If you do decide that raw milk is the choice for you, make sure that you are a safe shopper. In my mind, good, clean raw milk is safe, much safer and healthier than pasteurized milk. But you should do a good job in making sure that your raw milk farmer uses common sense, and good hygiene when producing your milk. Make sure that the farmer keeps the cows grass feed for better nutrition and that they have clean stalls etc. Ask about the safety procedures he uses. I like my raw milk to come from a farmer who uses a stainless steel milker which keeps the milk enclosed. One farmer had it set up to go straight to a super quick cooler, all very sterile. This allows very little chance of the milk becoming contaminated. Ask how quickly the milk is cooled, and how much exposure it has to air. Also ask whether the cows have been tested free of tuberculosis and brucellosis.
Consider the History of Milk
My final thought about raw milk is this: Was milk only safe for us to consume in the 21st century? We live in an imperfect world in which food borne illness do occur. But is raw, clean milk a high suspect?
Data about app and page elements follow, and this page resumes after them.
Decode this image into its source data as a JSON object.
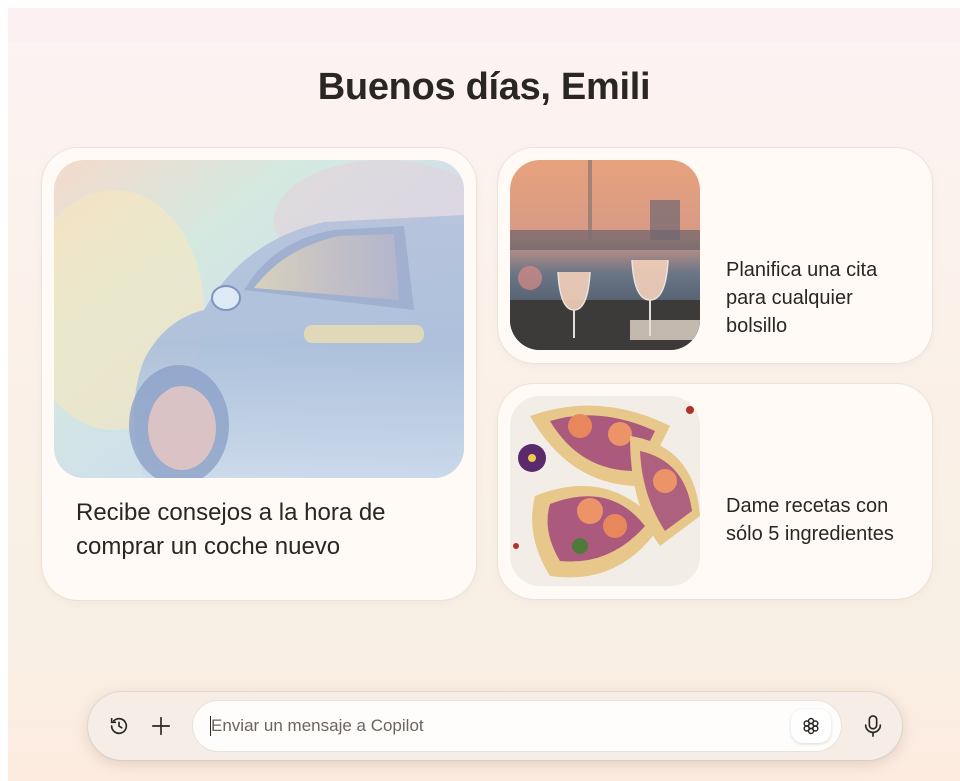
{
  "greeting": "Buenos días, Emili",
  "cards": [
    {
      "title": "Recibe consejos a la hora de comprar un coche nuevo",
      "image": "car-image"
    },
    {
      "title": "Planifica una cita para cualquier bolsillo",
      "image": "wine-glasses-image"
    },
    {
      "title": "Dame recetas con sólo 5 ingredientes",
      "image": "tacos-image"
    }
  ],
  "chatbar": {
    "placeholder": "Enviar un mensaje a Copilot",
    "history_icon": "history-icon",
    "plus_icon": "plus-icon",
    "smart_icon": "smart-mode-icon",
    "mic_icon": "microphone-icon"
  },
  "colors": {
    "background": "#fbf1e9",
    "card": "#fffaf5",
    "text": "#2a2623"
  }
}
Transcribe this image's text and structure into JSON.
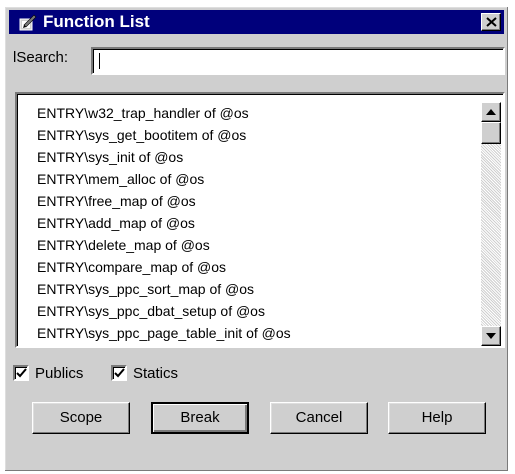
{
  "window": {
    "title": "Function List",
    "icon": "function-list-icon",
    "close_icon": "close-icon"
  },
  "search": {
    "label": "lSearch:",
    "value": ""
  },
  "list": {
    "items": [
      "ENTRY\\w32_trap_handler of @os",
      "ENTRY\\sys_get_bootitem of @os",
      "ENTRY\\sys_init of @os",
      "ENTRY\\mem_alloc of @os",
      "ENTRY\\free_map of @os",
      "ENTRY\\add_map of @os",
      "ENTRY\\delete_map of @os",
      "ENTRY\\compare_map of @os",
      "ENTRY\\sys_ppc_sort_map of @os",
      "ENTRY\\sys_ppc_dbat_setup of @os",
      "ENTRY\\sys_ppc_page_table_init of @os"
    ]
  },
  "checkboxes": {
    "publics": {
      "label": "Publics",
      "checked": true
    },
    "statics": {
      "label": "Statics",
      "checked": true
    }
  },
  "buttons": {
    "scope": "Scope",
    "break": "Break",
    "cancel": "Cancel",
    "help": "Help"
  },
  "colors": {
    "titlebar": "#00007b",
    "face": "#cfcfcf"
  }
}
Surely factory bread cows that live in confinement are not healthy and do not give healthy milk. I wouldn’t want to receive any raw milk from them. In fact, it was only when milk quality was so poor from ill-treated cows that pasteurization became something to consider. But what about grass-fed, healthy cows, milked correctly? These are all important questions for you to consider.
Above all, look at the options you have locally, research the issue thoroughly and make an informed choice. I have personally chosen to support raw milk farmers with my blog as I think it’s a matter of personal freedom to choose what you think is the healthiest choice.
I personally would rather not have milk at all, then have pasteurized milk. That’s my choice, be wise in yours.
Full Disclaimer: I am not giving medical advice, but just sharing my own thoughts on an important topic. I encourage you to do your own research and talk to qualified health providers in making your choice.
To find a local farmer in your area, go here.
Latest posts by KimiHarris (see all)
- Good Reads and Good Eats 5/23 - May 22, 2015
- Coconut Coffee Cooler - May 22, 2015
- Why Sleep is So Important for Health (and How a Mattress is Helping Us Get Ours) - May 19, 2015